Facebook has released a report outlining global government data requests, which are demands sent by the world’s governments for Facebook user information. The reasons behind these types of requests vary wildly, and aren’t disclosed by Facebook. They include criminal investigations and security-related requests, the nature of which depends on the originator: A “criminal” request from one country might constitute a human rights violation and go unanswered, as many were.
The U.S. is by far the most frequent requestor of user data, and has a very high success rate of about 79%, exceeded only by Taiwan and a handful of countries with a single-request, 100% rate. U.S. requests exceed 11,000 and affect over 20,000 accounts; a little over 9,000 requests resulted in information being produced in the first six months of 2013. At this rate, over 18,000 U.S. government data requests will be fulfilled before the end of the year.
A little context here helps: In the last six months of last year, Google reported about 8,500 requests from the U.S. government, 88% of which were fulfilled. The higher fulfillment rate is less interesting than the fact that the total request number is lower than Facebook’s — in other words, Facebook is becoming the first place investigators and government officials go to look into their targets’ online activities.

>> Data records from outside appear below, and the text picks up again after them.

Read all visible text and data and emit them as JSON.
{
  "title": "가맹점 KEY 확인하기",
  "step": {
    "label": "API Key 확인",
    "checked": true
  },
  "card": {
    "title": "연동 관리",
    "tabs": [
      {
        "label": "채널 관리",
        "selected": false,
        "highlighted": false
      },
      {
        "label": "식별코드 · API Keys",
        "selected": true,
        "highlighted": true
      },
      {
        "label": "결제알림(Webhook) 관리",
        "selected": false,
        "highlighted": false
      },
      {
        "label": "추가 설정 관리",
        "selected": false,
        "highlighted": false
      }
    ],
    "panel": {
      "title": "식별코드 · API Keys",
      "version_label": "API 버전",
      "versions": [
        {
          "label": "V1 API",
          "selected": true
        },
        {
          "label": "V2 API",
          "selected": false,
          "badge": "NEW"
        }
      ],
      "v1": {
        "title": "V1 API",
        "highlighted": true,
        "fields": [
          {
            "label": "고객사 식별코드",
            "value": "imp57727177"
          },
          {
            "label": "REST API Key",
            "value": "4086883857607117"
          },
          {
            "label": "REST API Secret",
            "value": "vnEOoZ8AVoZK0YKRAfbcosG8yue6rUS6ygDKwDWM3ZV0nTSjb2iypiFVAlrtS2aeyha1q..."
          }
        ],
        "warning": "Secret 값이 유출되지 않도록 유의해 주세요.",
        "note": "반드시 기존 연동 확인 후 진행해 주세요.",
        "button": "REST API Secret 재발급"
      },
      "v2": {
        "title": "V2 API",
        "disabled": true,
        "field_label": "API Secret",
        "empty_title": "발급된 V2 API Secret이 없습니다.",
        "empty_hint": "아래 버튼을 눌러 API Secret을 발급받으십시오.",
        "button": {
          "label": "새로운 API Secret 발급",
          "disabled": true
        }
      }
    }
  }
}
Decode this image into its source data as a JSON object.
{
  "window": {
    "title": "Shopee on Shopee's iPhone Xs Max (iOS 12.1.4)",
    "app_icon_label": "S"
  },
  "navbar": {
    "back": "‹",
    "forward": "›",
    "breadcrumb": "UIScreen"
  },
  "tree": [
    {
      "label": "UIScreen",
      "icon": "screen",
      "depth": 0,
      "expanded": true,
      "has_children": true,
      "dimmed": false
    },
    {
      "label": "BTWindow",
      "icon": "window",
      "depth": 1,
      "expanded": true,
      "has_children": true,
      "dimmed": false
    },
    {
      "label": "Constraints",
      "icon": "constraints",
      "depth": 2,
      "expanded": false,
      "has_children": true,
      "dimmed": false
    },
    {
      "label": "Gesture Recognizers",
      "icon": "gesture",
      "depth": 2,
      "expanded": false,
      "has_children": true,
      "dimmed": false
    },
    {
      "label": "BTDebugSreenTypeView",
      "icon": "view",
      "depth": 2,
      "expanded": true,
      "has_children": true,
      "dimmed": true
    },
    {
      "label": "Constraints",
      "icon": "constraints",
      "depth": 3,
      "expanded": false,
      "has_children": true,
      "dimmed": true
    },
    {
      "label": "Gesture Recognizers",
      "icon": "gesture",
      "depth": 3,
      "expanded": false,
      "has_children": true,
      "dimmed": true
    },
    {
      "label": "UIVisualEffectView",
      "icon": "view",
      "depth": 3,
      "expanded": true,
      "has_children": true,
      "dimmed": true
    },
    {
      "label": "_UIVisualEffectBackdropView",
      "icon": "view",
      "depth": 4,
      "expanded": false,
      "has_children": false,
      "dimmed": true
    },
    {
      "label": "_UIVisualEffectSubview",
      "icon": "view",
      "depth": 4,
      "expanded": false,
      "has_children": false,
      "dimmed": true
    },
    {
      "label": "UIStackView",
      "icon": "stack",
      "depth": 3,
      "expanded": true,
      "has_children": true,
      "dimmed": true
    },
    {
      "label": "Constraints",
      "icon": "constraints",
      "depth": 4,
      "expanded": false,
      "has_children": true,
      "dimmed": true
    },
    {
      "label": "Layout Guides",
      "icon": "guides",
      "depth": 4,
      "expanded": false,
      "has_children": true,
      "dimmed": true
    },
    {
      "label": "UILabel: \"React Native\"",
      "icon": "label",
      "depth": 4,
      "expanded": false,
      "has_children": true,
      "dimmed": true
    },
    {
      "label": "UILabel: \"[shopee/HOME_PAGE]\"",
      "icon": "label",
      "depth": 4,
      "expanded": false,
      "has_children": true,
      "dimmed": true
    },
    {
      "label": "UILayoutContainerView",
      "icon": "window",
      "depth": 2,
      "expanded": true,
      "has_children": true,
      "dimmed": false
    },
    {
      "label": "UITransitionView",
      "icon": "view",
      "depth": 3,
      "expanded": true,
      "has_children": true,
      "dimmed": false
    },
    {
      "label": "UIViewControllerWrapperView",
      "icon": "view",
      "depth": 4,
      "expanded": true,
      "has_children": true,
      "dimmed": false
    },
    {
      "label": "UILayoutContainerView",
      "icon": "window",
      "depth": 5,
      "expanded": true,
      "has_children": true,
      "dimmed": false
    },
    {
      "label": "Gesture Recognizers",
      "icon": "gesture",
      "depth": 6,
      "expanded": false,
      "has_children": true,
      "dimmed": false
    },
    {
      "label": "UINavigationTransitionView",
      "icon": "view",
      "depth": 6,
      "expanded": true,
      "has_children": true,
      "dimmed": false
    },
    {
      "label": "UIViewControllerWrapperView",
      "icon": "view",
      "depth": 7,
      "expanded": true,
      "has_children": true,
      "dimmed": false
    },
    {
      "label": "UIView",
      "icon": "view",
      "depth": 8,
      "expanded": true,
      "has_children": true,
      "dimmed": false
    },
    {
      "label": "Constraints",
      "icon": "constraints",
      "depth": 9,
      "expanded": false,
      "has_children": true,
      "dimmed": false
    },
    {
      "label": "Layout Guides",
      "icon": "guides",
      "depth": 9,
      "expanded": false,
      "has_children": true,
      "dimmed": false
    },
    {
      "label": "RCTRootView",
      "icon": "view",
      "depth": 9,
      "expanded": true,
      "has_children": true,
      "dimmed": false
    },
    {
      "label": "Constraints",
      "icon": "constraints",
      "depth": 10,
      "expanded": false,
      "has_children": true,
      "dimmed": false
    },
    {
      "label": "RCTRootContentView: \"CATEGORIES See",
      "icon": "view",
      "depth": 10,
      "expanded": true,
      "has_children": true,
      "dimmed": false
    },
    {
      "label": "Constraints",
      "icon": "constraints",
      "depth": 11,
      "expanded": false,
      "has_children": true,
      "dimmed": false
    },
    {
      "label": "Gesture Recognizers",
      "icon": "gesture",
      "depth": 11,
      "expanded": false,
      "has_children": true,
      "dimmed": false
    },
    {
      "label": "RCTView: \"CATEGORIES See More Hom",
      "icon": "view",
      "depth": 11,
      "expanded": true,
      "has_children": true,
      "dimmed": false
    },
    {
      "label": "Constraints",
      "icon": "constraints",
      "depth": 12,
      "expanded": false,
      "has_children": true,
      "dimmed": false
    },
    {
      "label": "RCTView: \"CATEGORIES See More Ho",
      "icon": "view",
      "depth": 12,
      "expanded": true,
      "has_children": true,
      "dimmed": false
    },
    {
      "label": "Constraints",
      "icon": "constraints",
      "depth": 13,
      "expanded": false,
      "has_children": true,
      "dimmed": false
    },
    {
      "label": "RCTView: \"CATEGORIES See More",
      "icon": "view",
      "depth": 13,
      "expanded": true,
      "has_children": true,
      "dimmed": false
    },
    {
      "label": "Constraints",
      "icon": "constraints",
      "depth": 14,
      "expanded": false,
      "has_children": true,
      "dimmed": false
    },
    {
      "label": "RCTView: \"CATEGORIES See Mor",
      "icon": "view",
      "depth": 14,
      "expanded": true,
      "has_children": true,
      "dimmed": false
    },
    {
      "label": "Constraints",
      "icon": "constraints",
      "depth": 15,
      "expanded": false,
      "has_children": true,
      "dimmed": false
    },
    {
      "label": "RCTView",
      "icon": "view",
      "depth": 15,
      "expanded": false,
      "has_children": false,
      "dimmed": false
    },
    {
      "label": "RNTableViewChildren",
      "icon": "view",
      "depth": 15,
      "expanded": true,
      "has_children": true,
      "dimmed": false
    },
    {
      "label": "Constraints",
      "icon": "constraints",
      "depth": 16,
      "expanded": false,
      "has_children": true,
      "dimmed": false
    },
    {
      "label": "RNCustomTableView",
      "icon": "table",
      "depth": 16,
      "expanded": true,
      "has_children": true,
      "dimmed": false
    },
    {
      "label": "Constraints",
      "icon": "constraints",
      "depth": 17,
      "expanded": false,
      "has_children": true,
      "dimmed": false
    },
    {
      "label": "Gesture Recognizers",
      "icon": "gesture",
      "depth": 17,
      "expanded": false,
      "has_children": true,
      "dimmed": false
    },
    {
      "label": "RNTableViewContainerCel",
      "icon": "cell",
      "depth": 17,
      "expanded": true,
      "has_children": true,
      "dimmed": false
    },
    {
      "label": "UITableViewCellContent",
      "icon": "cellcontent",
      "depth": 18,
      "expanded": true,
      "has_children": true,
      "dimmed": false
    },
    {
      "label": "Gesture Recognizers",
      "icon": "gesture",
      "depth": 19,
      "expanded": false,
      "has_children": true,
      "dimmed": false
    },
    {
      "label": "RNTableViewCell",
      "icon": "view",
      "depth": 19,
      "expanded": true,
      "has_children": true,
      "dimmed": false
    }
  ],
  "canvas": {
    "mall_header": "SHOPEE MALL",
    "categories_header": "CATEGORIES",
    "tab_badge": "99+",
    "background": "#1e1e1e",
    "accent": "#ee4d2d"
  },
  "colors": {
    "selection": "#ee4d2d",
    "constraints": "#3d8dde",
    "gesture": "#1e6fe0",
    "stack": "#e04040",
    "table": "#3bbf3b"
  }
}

Just one more thing to keep in the back of your mind as you’re scrolling through your newsfeed. Here’s the breakdown — full data here, chart by BuzzFeed.
- White House Press Secretary Sean Spicer repeated claims that the inauguration was the most watched ever. But the numbers (still) don't make sense.
- Democratic lawmakers say Trump's new hotel in Washington, DC, has lost over $1 million and violates its lease with the government.
- People are backing one of the Women's March organizers after conservative blogs claimed she has deep ties to terrorism.
- You could be consuming fake news on Snapchat Discover. The app is now making publishers fact-check their content 👻